» Exercise instructions: Among the lines of the records below, copy those that hold the word "JSON".
(Material provided Opens)
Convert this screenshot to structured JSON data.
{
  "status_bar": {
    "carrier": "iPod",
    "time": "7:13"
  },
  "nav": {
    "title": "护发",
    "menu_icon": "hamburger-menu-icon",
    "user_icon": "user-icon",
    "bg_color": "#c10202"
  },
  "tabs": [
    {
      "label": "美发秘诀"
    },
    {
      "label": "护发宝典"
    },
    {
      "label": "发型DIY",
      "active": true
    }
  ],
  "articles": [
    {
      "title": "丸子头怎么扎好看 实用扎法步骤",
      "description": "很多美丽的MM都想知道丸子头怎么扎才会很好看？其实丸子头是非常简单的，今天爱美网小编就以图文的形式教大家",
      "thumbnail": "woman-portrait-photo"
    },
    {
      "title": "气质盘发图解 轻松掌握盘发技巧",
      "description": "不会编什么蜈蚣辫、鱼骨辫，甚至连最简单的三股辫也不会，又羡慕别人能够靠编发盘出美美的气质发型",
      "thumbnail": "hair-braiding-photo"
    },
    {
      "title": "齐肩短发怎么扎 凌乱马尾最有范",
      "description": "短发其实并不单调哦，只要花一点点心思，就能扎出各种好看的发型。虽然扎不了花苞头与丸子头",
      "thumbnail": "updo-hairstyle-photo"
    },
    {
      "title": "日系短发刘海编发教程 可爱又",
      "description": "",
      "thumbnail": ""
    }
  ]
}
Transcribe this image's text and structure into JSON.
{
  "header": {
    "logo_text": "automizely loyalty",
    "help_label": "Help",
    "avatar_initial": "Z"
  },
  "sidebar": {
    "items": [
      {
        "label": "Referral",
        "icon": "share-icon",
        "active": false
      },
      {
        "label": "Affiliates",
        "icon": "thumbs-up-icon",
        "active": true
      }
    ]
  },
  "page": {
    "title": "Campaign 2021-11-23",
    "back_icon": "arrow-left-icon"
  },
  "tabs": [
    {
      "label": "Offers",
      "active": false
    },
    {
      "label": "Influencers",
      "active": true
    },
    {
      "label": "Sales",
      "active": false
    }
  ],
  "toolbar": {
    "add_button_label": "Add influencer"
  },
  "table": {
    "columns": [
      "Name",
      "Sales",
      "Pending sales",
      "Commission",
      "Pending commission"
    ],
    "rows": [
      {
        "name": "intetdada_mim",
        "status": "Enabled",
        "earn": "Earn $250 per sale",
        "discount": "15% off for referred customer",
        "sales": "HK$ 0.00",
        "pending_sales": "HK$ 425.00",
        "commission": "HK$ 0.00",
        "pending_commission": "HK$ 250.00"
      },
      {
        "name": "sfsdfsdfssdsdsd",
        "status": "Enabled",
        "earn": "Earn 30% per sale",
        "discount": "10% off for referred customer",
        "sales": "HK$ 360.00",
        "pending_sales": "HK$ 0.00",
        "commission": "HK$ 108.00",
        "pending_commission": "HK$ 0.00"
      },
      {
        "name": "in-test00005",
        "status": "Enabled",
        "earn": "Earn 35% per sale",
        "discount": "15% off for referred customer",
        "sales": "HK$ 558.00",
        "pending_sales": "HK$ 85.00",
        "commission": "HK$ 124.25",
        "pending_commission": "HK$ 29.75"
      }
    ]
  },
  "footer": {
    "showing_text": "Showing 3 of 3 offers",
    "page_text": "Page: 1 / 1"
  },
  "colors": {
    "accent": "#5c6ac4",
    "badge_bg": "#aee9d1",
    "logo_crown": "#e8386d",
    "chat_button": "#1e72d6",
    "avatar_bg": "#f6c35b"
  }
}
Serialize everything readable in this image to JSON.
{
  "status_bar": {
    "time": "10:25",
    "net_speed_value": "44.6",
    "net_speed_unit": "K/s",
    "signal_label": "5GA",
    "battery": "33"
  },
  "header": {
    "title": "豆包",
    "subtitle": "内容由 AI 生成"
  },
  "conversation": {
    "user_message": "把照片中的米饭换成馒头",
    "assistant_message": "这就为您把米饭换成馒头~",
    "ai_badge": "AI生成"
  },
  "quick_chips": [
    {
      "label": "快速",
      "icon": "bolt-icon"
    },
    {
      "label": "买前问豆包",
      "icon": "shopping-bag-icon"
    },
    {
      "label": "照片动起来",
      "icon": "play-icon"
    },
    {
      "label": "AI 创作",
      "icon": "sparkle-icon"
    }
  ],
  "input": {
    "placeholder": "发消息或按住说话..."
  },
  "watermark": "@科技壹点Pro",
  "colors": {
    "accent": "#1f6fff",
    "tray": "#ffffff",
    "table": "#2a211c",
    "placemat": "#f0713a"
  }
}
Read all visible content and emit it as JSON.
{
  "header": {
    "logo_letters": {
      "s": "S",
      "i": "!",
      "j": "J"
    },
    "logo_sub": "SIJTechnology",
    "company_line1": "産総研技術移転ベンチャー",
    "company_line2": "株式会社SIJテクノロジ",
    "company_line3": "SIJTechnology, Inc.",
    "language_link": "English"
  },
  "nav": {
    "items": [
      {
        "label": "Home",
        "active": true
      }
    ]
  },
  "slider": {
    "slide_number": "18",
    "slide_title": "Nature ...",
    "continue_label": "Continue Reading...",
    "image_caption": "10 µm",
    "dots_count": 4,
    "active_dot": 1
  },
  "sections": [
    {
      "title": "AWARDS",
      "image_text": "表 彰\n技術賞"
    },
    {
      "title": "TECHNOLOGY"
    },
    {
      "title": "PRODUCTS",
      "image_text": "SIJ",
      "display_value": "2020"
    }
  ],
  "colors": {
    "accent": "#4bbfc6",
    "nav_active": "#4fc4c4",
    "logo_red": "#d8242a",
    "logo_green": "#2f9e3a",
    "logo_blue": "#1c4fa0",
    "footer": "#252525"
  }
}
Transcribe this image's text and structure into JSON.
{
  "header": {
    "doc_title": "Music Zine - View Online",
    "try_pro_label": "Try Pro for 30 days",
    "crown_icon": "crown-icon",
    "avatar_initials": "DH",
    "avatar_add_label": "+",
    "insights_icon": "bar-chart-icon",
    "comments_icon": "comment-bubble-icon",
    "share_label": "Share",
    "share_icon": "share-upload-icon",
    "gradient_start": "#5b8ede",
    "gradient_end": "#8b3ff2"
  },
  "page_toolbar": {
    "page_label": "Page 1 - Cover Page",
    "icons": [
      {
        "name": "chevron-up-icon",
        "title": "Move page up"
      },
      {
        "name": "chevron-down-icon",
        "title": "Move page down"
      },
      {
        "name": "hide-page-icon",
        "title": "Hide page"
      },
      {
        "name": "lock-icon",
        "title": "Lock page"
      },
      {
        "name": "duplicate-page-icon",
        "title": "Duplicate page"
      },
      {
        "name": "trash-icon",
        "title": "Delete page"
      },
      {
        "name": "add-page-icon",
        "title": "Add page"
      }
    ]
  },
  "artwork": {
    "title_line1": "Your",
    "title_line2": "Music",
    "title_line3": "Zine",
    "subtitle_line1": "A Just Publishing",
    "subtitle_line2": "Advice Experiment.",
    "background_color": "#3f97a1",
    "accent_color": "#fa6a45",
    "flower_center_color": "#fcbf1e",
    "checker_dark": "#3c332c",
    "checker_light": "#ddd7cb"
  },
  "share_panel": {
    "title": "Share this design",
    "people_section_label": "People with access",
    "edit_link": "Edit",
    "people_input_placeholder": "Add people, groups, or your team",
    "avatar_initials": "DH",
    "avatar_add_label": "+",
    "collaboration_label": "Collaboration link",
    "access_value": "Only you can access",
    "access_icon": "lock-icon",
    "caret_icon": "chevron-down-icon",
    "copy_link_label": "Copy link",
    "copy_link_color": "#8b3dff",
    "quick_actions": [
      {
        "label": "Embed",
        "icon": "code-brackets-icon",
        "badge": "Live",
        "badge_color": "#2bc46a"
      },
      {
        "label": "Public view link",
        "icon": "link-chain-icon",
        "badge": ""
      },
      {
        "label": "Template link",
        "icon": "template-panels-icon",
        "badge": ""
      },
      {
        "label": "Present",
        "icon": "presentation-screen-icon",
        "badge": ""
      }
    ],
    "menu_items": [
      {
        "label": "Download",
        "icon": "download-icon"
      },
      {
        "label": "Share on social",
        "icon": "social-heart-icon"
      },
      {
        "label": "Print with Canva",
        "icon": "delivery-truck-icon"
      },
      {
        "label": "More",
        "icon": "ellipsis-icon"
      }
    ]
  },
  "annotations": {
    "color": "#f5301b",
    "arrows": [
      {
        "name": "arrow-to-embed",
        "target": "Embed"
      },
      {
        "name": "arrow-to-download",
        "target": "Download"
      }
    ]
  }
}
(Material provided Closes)
» Task response:
Convert this screenshot to structured JSON data.
Transcribe this image's text and structure into JSON.
Serialize everything readable in this image to JSON.
Read all visible content and emit it as JSON.
Transcribe this image's text and structure into JSON.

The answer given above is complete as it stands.